Notre Dame narrowed the candidates for the parlor game of guessing those captains by announcing the eight “SWAT” leaders earlier this month, a subset identified as the motivating and organizing forces of offseason activities. Those eight …

— Senior quarterback Ian Book
— Senior left tackle Liam Eichenberg
— Senior safety Jalen Elliott
— Fifth-year receiver Chris Finke
— Senior safety Alohi Gilman (pictured at top)
— Junior right tackle Robert Hainsey
— Senior defensive end Khalid Kareem
— Senior defensive end Julian Okwara

Half of the eight could have eligibility in 2020 — Book, Eichenberg, Gilman and Hainsey — but the better indicators of captainship do not inherently tie to that. For example, it is expected Gilman will head to the NFL following the 2019 season if he plays well enough to warrant that pondering at all. His transfer following the 2017 season was entirely due to professional aspirations. That, along with his competitive attitude very clearly demonstrated during last season’s unbeaten run, makes Gilman a frontrunner in this speculation.

Book, meanwhile, is unlikely to be one of the captains simply because the starting quarterback already serves in that role to some de facto extent. The coaching staff generally prefers to elevate a few others while not taking away from the inherent nature of the quarterback position.
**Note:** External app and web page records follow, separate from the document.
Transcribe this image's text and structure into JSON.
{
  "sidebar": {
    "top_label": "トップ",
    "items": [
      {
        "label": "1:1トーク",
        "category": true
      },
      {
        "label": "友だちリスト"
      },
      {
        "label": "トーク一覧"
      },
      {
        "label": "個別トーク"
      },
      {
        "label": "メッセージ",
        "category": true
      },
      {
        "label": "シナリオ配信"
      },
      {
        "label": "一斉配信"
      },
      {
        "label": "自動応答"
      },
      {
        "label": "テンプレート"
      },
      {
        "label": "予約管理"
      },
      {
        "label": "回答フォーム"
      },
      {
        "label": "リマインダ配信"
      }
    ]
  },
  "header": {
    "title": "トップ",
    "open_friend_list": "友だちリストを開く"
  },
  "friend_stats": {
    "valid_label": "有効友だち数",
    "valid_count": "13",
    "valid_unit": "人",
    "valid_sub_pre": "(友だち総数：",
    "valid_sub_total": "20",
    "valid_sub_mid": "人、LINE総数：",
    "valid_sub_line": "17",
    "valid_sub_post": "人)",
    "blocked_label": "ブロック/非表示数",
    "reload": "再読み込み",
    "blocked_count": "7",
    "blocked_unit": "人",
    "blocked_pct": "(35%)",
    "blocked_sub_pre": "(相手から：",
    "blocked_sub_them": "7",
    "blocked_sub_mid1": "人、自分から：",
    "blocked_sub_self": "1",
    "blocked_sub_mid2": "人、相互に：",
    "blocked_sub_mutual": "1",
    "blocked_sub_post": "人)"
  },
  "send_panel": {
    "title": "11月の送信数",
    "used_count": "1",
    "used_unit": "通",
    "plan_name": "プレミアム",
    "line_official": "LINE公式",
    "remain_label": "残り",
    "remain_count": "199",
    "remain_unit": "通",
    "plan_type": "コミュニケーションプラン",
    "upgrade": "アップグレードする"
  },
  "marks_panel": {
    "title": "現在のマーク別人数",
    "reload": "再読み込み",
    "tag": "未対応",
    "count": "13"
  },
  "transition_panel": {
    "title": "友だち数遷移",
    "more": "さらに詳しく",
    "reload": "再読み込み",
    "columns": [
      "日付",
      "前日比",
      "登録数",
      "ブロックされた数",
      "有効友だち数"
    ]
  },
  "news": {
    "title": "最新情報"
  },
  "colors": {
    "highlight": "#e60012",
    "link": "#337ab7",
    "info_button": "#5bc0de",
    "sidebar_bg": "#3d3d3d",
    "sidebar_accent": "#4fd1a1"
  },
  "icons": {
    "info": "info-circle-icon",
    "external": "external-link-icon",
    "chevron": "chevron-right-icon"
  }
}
On the other hand, the Irish have had at least one captain on the offensive line each of the last seven seasons. Either Eichenberg or Hainsey seems positioned to continue that, the former with an additional year in the program but the latter with one more season of playing time under his belt.

Presuming one of those offensive linemen joins Gilman, it remains likely Notre Dame names at least one more captain. His rise from walk-on to offensive contributor and multiple-year starter makes Finke uniquely relatable to the entire roster.

Guessing here is, of course, inconsequential, but with spring practice about three weeks away on the horizon, pondering now helps pass that time.